Quick service chain KFC has partnered with Baidu, China’s leading company in search and AI technology, to create a new concept store in Shanghai that uses conversational robots as servers. Billed as “the world’s first human-free fast food restaurant,” the new KFC store Original+ replaces human cashiers with small robots named Du Mi, which can take orders and process payments. The pear-shaped robots are designed to be cordial and engaging, ushering customers through their ordering process.
Why Brands Should Care
This innovative store by KFC offers a new example for how brands, especially those operating physical storefronts, can partner with tech providers to incorporate emerging technology – such as voice-activated conversational interfaces in this case – into their in-store experience. As consumers continue to seek out new experiences, brands need to be mindful of the new technologies that can help modernize the customer experience.
Source: Digital Trends
Apple Pay continues to gain momentum as Apple announced today its planned roll-out in Starbucks, KFC, and Chili’s locations across the country. Apple’s mobile payment solution will be tested in a few select Starbucks outlets later this year, with a nationwide roll-out in 2016. Both KFC and Chili’s will also start supporting it early next year. Given the early success of Starbucks’ own mobile app, which includes features such as a loyalty program and, more recently, mobile ordering, it will be interesting to see how Starbucks will integrate Apple Pay into its existing mobile assets.
These new partnerships, especially the one with Starbucks, will undoubtedly broaden Apple Pay’s reach and help accelerate the mass adoption of Apple’s mobile payment. For retailers, this means now is the time to start thinking about incorporating your existing reward and loyalty programs into new point of sale systems, in order to give your customers a frictionless shopping experience.

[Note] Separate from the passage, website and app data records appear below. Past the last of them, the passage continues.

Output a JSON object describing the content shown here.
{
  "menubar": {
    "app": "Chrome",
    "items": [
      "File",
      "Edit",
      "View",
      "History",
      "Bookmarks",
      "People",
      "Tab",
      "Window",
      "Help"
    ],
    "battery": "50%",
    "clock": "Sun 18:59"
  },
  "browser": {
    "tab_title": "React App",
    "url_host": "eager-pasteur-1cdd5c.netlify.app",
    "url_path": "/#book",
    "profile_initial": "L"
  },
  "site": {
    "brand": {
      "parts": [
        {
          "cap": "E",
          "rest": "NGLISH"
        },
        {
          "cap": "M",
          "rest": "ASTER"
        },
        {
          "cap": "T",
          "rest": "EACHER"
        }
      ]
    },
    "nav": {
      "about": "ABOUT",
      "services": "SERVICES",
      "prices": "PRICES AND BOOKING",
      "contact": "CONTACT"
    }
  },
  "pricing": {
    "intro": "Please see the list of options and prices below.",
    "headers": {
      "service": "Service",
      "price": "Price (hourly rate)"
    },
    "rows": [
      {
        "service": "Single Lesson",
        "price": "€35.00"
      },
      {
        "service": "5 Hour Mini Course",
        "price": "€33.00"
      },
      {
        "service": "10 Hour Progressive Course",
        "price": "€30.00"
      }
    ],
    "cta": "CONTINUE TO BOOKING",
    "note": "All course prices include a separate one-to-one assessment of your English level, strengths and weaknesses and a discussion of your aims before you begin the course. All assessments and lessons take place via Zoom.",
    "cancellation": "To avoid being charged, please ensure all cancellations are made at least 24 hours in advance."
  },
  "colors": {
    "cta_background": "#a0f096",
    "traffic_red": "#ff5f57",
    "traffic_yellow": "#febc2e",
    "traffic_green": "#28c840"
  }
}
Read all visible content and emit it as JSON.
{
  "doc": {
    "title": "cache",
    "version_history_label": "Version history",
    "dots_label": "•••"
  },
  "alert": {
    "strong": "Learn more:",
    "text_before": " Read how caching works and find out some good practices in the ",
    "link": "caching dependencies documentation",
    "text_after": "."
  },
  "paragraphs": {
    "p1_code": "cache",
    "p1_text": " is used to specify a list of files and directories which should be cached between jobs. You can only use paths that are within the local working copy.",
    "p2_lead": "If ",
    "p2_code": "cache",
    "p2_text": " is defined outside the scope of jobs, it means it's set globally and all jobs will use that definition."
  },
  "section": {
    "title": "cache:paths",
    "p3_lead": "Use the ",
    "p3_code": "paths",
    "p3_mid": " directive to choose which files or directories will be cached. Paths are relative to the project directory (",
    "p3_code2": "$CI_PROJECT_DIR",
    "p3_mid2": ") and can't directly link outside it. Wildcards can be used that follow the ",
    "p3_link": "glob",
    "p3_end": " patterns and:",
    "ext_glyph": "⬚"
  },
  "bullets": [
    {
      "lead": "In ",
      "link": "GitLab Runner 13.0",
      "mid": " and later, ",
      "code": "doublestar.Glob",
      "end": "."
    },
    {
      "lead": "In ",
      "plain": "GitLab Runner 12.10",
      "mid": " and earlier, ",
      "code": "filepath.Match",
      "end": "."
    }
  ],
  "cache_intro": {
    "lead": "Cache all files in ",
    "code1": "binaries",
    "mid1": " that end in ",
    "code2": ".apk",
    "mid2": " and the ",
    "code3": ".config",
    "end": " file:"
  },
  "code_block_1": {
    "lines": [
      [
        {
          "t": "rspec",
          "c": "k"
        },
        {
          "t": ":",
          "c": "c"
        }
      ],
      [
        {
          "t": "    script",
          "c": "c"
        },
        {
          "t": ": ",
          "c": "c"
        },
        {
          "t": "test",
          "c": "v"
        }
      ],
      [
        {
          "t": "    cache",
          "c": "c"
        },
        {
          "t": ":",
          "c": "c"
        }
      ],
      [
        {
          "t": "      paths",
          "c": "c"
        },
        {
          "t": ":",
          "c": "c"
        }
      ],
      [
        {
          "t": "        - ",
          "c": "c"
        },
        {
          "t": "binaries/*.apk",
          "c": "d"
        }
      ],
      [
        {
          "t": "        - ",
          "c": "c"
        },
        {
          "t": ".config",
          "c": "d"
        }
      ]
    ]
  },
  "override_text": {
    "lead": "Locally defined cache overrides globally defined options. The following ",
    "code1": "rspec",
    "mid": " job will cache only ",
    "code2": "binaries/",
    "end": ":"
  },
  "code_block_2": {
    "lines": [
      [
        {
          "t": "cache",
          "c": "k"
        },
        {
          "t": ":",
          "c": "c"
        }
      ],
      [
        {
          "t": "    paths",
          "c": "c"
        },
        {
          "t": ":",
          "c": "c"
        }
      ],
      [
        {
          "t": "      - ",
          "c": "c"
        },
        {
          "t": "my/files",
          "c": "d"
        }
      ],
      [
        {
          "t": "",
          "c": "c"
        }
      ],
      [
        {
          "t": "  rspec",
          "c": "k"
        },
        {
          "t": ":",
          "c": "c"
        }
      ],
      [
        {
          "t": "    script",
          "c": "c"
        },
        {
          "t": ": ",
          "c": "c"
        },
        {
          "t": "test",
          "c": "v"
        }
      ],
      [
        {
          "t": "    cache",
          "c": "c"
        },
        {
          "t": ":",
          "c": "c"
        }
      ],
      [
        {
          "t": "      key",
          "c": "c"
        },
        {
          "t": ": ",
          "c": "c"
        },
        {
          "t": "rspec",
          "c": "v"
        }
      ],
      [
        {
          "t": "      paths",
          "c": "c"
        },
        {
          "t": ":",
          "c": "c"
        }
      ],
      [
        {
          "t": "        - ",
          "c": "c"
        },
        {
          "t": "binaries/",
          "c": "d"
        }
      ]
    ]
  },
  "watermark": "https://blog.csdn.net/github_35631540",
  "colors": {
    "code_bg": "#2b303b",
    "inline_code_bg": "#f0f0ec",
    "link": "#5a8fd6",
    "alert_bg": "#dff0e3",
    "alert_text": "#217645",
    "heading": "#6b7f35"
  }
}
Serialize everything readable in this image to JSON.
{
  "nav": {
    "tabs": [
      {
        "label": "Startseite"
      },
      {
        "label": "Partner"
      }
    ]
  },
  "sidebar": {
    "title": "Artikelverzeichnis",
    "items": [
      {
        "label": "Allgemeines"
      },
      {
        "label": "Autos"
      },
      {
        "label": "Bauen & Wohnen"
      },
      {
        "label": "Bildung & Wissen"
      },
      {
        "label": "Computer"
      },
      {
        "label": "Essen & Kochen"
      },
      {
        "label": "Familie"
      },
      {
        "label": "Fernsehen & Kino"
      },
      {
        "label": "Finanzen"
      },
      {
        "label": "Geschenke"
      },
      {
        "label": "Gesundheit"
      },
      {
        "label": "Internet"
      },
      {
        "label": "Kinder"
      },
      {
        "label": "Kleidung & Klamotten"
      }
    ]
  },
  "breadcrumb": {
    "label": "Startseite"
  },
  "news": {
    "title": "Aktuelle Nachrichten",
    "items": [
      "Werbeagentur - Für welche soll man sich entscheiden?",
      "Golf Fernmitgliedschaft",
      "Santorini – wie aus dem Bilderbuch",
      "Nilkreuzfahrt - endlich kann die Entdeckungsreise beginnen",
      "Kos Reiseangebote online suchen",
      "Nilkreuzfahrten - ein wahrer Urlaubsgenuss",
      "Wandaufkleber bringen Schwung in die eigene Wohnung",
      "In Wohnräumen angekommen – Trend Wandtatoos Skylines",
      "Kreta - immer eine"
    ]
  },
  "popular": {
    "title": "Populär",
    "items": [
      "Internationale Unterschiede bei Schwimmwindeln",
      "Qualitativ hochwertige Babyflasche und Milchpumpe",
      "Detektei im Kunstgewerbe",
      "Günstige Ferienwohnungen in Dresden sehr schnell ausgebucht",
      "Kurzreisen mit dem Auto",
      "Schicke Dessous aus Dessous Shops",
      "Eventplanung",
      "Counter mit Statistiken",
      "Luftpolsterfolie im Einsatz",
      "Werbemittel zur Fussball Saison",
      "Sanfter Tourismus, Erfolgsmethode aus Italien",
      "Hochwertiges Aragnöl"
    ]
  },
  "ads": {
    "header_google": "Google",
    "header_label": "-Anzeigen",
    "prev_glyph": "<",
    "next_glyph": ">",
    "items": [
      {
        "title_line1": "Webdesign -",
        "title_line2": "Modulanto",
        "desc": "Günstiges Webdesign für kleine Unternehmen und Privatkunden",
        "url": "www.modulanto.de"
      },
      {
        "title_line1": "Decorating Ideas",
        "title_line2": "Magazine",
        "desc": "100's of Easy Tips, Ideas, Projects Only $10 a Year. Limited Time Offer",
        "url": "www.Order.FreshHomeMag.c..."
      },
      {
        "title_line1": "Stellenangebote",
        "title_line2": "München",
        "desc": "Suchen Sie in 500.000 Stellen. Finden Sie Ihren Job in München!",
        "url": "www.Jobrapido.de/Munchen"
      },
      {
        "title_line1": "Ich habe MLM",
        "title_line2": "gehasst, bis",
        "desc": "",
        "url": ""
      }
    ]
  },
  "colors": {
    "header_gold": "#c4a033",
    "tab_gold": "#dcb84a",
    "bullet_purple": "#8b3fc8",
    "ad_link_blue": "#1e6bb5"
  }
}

KFC has released the Chicken Corsage which pairs baby’s breath flowers with room for a drumstick. The corsage costs $20 and comes with a $5 gift check for the poultry adornment. Clearly KFC’s aim is not to sell more chicken through the corsages directly, although wearable food does seem like a good investment. In reality, it drums up a great deal of buzz as they connect with a younger audience around the awkward hilarity of prom. So far, the marketing stunt has garnered over 200K views on their YouTube video also hosted on a microsite.